### AIM OF THE EXERCISE
Print each entry exactly, all the way through.

########

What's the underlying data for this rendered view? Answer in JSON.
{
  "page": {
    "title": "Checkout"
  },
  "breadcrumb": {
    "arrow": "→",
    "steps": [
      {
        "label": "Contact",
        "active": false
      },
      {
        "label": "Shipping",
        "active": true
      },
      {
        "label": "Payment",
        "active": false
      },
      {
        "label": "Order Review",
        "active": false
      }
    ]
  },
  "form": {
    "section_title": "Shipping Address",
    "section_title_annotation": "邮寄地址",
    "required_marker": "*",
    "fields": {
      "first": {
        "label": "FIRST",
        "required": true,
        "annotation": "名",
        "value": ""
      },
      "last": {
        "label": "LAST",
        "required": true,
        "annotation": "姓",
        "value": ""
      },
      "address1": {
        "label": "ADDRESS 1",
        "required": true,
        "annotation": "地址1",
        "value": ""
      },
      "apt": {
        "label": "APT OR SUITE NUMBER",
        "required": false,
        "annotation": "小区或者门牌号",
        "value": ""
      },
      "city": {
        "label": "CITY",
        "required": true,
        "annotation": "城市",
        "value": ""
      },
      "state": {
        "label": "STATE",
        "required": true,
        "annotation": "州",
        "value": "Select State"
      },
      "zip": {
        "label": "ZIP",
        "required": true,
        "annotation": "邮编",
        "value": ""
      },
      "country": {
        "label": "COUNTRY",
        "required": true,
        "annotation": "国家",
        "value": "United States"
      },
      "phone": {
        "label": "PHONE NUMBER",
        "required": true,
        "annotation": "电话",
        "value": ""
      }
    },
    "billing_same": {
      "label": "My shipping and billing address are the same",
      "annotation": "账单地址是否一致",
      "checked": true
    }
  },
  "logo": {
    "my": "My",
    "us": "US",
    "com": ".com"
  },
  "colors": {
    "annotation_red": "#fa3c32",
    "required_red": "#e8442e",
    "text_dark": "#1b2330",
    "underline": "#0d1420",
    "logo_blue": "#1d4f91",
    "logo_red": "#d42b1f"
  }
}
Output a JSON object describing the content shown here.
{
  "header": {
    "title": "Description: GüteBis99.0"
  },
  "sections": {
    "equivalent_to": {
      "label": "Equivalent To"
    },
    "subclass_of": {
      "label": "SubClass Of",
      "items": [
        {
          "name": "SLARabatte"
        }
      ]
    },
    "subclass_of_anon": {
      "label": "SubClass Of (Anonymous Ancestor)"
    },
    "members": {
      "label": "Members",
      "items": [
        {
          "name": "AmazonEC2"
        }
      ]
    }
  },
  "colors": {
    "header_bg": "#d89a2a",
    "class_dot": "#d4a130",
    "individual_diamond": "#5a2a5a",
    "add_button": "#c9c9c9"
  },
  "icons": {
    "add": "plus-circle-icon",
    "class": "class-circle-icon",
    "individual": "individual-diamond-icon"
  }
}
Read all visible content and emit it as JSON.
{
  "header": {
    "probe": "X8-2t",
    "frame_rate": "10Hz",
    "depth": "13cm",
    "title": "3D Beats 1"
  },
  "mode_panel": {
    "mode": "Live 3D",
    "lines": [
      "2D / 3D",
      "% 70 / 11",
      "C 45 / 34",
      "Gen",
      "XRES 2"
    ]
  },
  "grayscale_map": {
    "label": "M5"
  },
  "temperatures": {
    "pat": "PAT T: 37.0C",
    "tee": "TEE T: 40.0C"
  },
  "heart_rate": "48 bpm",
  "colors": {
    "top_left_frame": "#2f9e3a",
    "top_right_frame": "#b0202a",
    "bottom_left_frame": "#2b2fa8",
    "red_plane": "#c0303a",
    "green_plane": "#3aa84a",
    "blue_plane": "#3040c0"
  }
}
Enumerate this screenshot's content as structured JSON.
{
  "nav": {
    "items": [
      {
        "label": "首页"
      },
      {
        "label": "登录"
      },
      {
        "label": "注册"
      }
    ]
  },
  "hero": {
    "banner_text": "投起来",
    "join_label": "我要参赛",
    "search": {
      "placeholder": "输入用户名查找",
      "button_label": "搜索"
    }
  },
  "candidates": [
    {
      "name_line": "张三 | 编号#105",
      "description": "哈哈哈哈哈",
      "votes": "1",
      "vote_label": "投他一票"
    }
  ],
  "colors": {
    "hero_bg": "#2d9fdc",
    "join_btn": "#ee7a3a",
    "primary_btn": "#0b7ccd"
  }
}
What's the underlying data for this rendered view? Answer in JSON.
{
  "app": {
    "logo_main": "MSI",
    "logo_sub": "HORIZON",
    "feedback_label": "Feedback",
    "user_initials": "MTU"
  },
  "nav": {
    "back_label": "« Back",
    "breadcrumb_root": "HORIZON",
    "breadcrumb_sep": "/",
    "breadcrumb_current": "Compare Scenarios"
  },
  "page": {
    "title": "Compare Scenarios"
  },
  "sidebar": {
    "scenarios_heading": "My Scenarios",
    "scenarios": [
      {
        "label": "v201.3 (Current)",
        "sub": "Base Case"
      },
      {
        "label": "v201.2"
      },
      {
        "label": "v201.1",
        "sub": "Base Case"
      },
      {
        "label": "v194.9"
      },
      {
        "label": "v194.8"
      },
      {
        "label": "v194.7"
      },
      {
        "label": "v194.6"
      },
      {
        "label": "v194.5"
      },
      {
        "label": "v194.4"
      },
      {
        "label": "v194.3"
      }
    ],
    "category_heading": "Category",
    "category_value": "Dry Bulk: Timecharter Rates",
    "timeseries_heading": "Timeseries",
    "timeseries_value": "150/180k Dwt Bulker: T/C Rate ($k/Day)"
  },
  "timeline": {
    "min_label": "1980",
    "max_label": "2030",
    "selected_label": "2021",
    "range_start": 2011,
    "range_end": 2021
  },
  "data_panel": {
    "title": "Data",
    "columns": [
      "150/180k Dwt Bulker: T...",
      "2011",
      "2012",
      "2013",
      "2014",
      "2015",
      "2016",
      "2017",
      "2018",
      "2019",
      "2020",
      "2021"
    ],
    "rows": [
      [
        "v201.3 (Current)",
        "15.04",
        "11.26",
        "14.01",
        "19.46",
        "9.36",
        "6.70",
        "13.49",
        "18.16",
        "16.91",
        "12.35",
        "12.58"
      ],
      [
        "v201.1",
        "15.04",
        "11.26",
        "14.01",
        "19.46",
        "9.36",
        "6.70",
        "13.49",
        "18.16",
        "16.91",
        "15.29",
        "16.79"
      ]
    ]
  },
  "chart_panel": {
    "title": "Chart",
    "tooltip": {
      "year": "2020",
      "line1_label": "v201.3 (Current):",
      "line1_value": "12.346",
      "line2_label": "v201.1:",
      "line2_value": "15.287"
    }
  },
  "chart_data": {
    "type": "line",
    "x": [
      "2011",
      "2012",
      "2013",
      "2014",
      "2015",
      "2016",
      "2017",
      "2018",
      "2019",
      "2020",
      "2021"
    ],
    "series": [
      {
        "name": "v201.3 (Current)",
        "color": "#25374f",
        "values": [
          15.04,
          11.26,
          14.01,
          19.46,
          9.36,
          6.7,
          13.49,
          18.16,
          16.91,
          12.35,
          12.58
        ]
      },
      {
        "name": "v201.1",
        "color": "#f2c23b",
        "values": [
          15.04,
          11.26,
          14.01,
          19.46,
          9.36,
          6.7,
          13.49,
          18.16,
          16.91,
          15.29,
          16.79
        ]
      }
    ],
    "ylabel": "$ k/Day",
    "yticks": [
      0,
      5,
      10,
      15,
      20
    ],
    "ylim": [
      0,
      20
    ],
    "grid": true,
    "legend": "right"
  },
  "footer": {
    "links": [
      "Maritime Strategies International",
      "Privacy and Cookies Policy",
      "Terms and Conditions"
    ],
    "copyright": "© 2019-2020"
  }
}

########

### EXERCISE OUTPUT
What's the underlying data for this rendered view? Answer in JSON.
{
  "page": {
    "title": "Checkout"
  },
  "breadcrumb": {
    "arrow": "→",
    "steps": [
      {
        "label": "Contact",
        "active": false
      },
      {
        "label": "Shipping",
        "active": true
      },
      {
        "label": "Payment",
        "active": false
      },
      {
        "label": "Order Review",
        "active": false
      }
    ]
  },
  "form": {
    "section_title": "Shipping Address",
    "section_title_annotation": "邮寄地址",
    "required_marker": "*",
    "fields": {
      "first": {
        "label": "FIRST",
        "required": true,
        "annotation": "名",
        "value": ""
      },
      "last": {
        "label": "LAST",
        "required": true,
        "annotation": "姓",
        "value": ""
      },
      "address1": {
        "label": "ADDRESS 1",
        "required": true,
        "annotation": "地址1",
        "value": ""
      },
      "apt": {
        "label": "APT OR SUITE NUMBER",
        "required": false,
        "annotation": "小区或者门牌号",
        "value": ""
      },
      "city": {
        "label": "CITY",
        "required": true,
        "annotation": "城市",
        "value": ""
      },
      "state": {
        "label": "STATE",
        "required": true,
        "annotation": "州",
        "value": "Select State"
      },
      "zip": {
        "label": "ZIP",
        "required": true,
        "annotation": "邮编",
        "value": ""
      },
      "country": {
        "label": "COUNTRY",
        "required": true,
        "annotation": "国家",
        "value": "United States"
      },
      "phone": {
        "label": "PHONE NUMBER",
        "required": true,
        "annotation": "电话",
        "value": ""
      }
    },
    "billing_same": {
      "label": "My shipping and billing address are the same",
      "annotation": "账单地址是否一致",
      "checked": true
    }
  },
  "logo": {
    "my": "My",
    "us": "US",
    "com": ".com"
  },
  "colors": {
    "annotation_red": "#fa3c32",
    "required_red": "#e8442e",
    "text_dark": "#1b2330",
    "underline": "#0d1420",
    "logo_blue": "#1d4f91",
    "logo_red": "#d42b1f"
  }
}
Output a JSON object describing the content shown here.
{
  "header": {
    "title": "Description: GüteBis99.0"
  },
  "sections": {
    "equivalent_to": {
      "label": "Equivalent To"
    },
    "subclass_of": {
      "label": "SubClass Of",
      "items": [
        {
          "name": "SLARabatte"
        }
      ]
    },
    "subclass_of_anon": {
      "label": "SubClass Of (Anonymous Ancestor)"
    },
    "members": {
      "label": "Members",
      "items": [
        {
          "name": "AmazonEC2"
        }
      ]
    }
  },
  "colors": {
    "header_bg": "#d89a2a",
    "class_dot": "#d4a130",
    "individual_diamond": "#5a2a5a",
    "add_button": "#c9c9c9"
  },
  "icons": {
    "add": "plus-circle-icon",
    "class": "class-circle-icon",
    "individual": "individual-diamond-icon"
  }
}
Read all visible content and emit it as JSON.
{
  "header": {
    "probe": "X8-2t",
    "frame_rate": "10Hz",
    "depth": "13cm",
    "title": "3D Beats 1"
  },
  "mode_panel": {
    "mode": "Live 3D",
    "lines": [
      "2D / 3D",
      "% 70 / 11",
      "C 45 / 34",
      "Gen",
      "XRES 2"
    ]
  },
  "grayscale_map": {
    "label": "M5"
  },
  "temperatures": {
    "pat": "PAT T: 37.0C",
    "tee": "TEE T: 40.0C"
  },
  "heart_rate": "48 bpm",
  "colors": {
    "top_left_frame": "#2f9e3a",
    "top_right_frame": "#b0202a",
    "bottom_left_frame": "#2b2fa8",
    "red_plane": "#c0303a",
    "green_plane": "#3aa84a",
    "blue_plane": "#3040c0"
  }
}
Enumerate this screenshot's content as structured JSON.
{
  "nav": {
    "items": [
      {
        "label": "首页"
      },
      {
        "label": "登录"
      },
      {
        "label": "注册"
      }
    ]
  },
  "hero": {
    "banner_text": "投起来",
    "join_label": "我要参赛",
    "search": {
      "placeholder": "输入用户名查找",
      "button_label": "搜索"
    }
  },
  "candidates": [
    {
      "name_line": "张三 | 编号#105",
      "description": "哈哈哈哈哈",
      "votes": "1",
      "vote_label": "投他一票"
    }
  ],
  "colors": {
    "hero_bg": "#2d9fdc",
    "join_btn": "#ee7a3a",
    "primary_btn": "#0b7ccd"
  }
}
What's the underlying data for this rendered view? Answer in JSON.
{
  "app": {
    "logo_main": "MSI",
    "logo_sub": "HORIZON",
    "feedback_label": "Feedback",
    "user_initials": "MTU"
  },
  "nav": {
    "back_label": "« Back",
    "breadcrumb_root": "HORIZON",
    "breadcrumb_sep": "/",
    "breadcrumb_current": "Compare Scenarios"
  },
  "page": {
    "title": "Compare Scenarios"
  },
  "sidebar": {
    "scenarios_heading": "My Scenarios",
    "scenarios": [
      {
        "label": "v201.3 (Current)",
        "sub": "Base Case"
      },
      {
        "label": "v201.2"
      },
      {
        "label": "v201.1",
        "sub": "Base Case"
      },
      {
        "label": "v194.9"
      },
      {
        "label": "v194.8"
      },
      {
        "label": "v194.7"
      },
      {
        "label": "v194.6"
      },
      {
        "label": "v194.5"
      },
      {
        "label": "v194.4"
      },
      {
        "label": "v194.3"
      }
    ],
    "category_heading": "Category",
    "category_value": "Dry Bulk: Timecharter Rates",
    "timeseries_heading": "Timeseries",
    "timeseries_value": "150/180k Dwt Bulker: T/C Rate ($k/Day)"
  },
  "timeline": {
    "min_label": "1980",
    "max_label": "2030",
    "selected_label": "2021",
    "range_start": 2011,
    "range_end": 2021
  },
  "data_panel": {
    "title": "Data",
    "columns": [
      "150/180k Dwt Bulker: T...",
      "2011",
      "2012",
      "2013",
      "2014",
      "2015",
      "2016",
      "2017",
      "2018",
      "2019",
      "2020",
      "2021"
    ],
    "rows": [
      [
        "v201.3 (Current)",
        "15.04",
        "11.26",
        "14.01",
        "19.46",
        "9.36",
        "6.70",
        "13.49",
        "18.16",
        "16.91",
        "12.35",
        "12.58"
      ],
      [
        "v201.1",
        "15.04",
        "11.26",
        "14.01",
        "19.46",
        "9.36",
        "6.70",
        "13.49",
        "18.16",
        "16.91",
        "15.29",
        "16.79"
      ]
    ]
  },
  "chart_panel": {
    "title": "Chart",
    "tooltip": {
      "year": "2020",
      "line1_label": "v201.3 (Current):",
      "line1_value": "12.346",
      "line2_label": "v201.1:",
      "line2_value": "15.287"
    }
  },
  "chart_data": {
    "type": "line",
    "x": [
      "2011",
      "2012",
      "2013",
      "2014",
      "2015",
      "2016",
      "2017",
      "2018",
      "2019",
      "2020",
      "2021"
    ],
    "series": [
      {
        "name": "v201.3 (Current)",
        "color": "#25374f",
        "values": [
          15.04,
          11.26,
          14.01,
          19.46,
          9.36,
          6.7,
          13.49,
          18.16,
          16.91,
          12.35,
          12.58
        ]
      },
      {
        "name": "v201.1",
        "color": "#f2c23b",
        "values": [
          15.04,
          11.26,
          14.01,
          19.46,
          9.36,
          6.7,
          13.49,
          18.16,
          16.91,
          15.29,
          16.79
        ]
      }
    ],
    "ylabel": "$ k/Day",
    "yticks": [
      0,
      5,
      10,
      15,
      20
    ],
    "ylim": [
      0,
      20
    ],
    "grid": true,
    "legend": "right"
  },
  "footer": {
    "links": [
      "Maritime Strategies International",
      "Privacy and Cookies Policy",
      "Terms and Conditions"
    ],
    "copyright": "© 2019-2020"
  }
}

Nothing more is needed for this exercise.